Comment Re:Where's "Scroll Lock"? (Score 1) 687

What the hell, no home/end/pgup/pgdn? That sounds like quite the horror story. I use them all day every day. What do you do on webpages, sit there and hold the mouse? Slow scroll with the arrow keys? ewwwwww

Working in spreadsheets, pgup/pgdn and home/end are insanely useful. ctrl+pg cycles through tabs. End takes you to the end of the current area, home to the top.

Comment Re:It's shift for some people (Score 1) 687

Both my current manager and previous manager do this. You can pry the capslock key from their cold dead hands.

On another note, I do use it quite extensively. I fill out tax forms whatnot all the time, capslock block print is easier to parse when reviewing for spelling errors. It also prevents over/under capitalization, which shouldn't be the main focus when reviewing those kinds of documents.

Comment Re:Solutions? (Score 1) 210

The problem is the lack of social responsibility/potty profit seeking in tourist cities and European cities. I was appalled by the lack of public restrooms in Europe when I visited, and its similar in some US tourism cities. Where I live, which is a decent 1m+pop city, every single store has a restroom, and you are allowed to use it, for free. Even secure locations like office towers always have accessible restrooms on the first floor to the public, where they typically have a shop/restaurant floor. A lot of people, when they go into a store to pee, buy something. Staff clean the restrooms as part of their jobs, and you learn which ones are well kept and which ones aren't and go to those stores more often. For example, when I'm driving to the beach, Chick-fil-a is the go-to food stop because their restrooms are always clean.

When I went to Helsinki and Estonia, only ONE store downtown (Stockmans) had a public restroom and it had a 15 minute wait all day every day. No surprise, this store had a buttload of business too. Everywhere else there's these god-awful porta potties that want to charge you 3$ a use. Its miserable. You either walk around dehydrated all the time or plan your day around bathroom breaks.

Comment Re:Spreadsheets (Score 1) 144

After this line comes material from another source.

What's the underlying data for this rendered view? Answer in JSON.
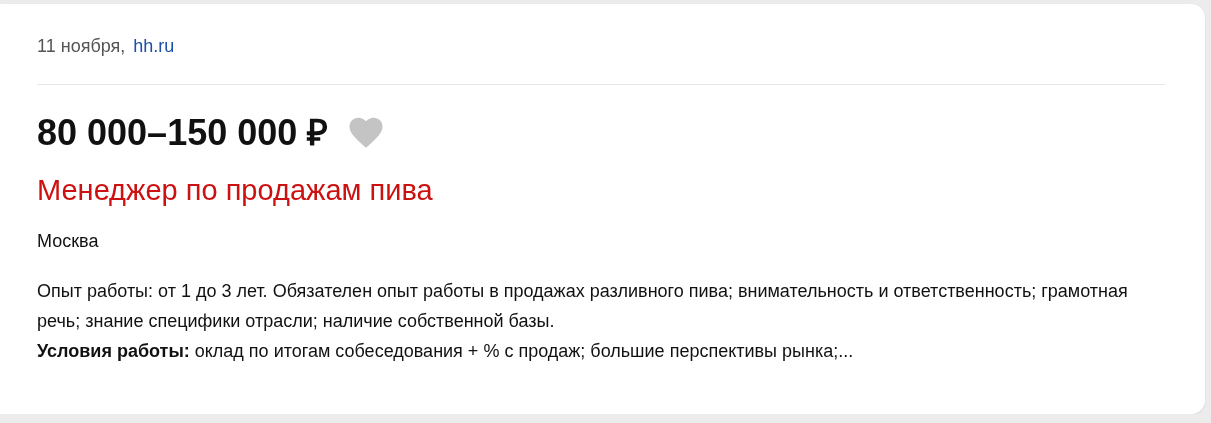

The big one is data transformation. Most companies don't have some kind of seamless integration from department to department and system to system. Each department has some sort of input, and most output multiple subsets of that data to different places/departments/people in different formats like as reports, as data loads into other systems, or a smaller data set for further work. Excel allows non-IT folk the ability to handle this work without having to ask a techie every time they want to make a change, which can be frequent. The issue gets even worse when in-house IT departments manage costs via inter-company transactions (cost quotes) for their efforts. No one's going to pay six figures for a rigid implementation that requires IT involvement and revision costs when they can do it in 5 minutes a week in excel. That's not an exaggeration either, its my bread and butter and a real world example to a real scenario.

Comment Psh, I have to work with labor unions (Score 1) 619

I regularly get green bar typewriter-style reports for details I need on a quarterly basis. I also must send details on printed reports that they check off manually, printed a file I could email them of course.

Five years ago, I had supply documentation for an audit where the union auditors didn't have computers. We had to print out 16,000 legal-sized pages of documentation and mail it to them.

Comment It wouldnt be Elon, it'd be the cargo owner (Score 1) 220

Most commercial and large-scale shipping endeavors (hell, even UPS) require the sender to insure their package if they want coverage in case of loss. This is the same with commercial container ships, and I suspect the same with airline freight.

Comment Re:industrialized farming (Score 1) 131

Excellent question.

I saw Dr. Grandin on one of the NatGeo shows. What a great role model for people struggling with autism, as well as women interested in STEM. Well, anyone interested in STEM really. This is a much better interview choice than that crap earlier this week.

FORTUNE'S FUN FACTS TO KNOW AND TELL: #44 Zebras are colored with dark stripes on a light background.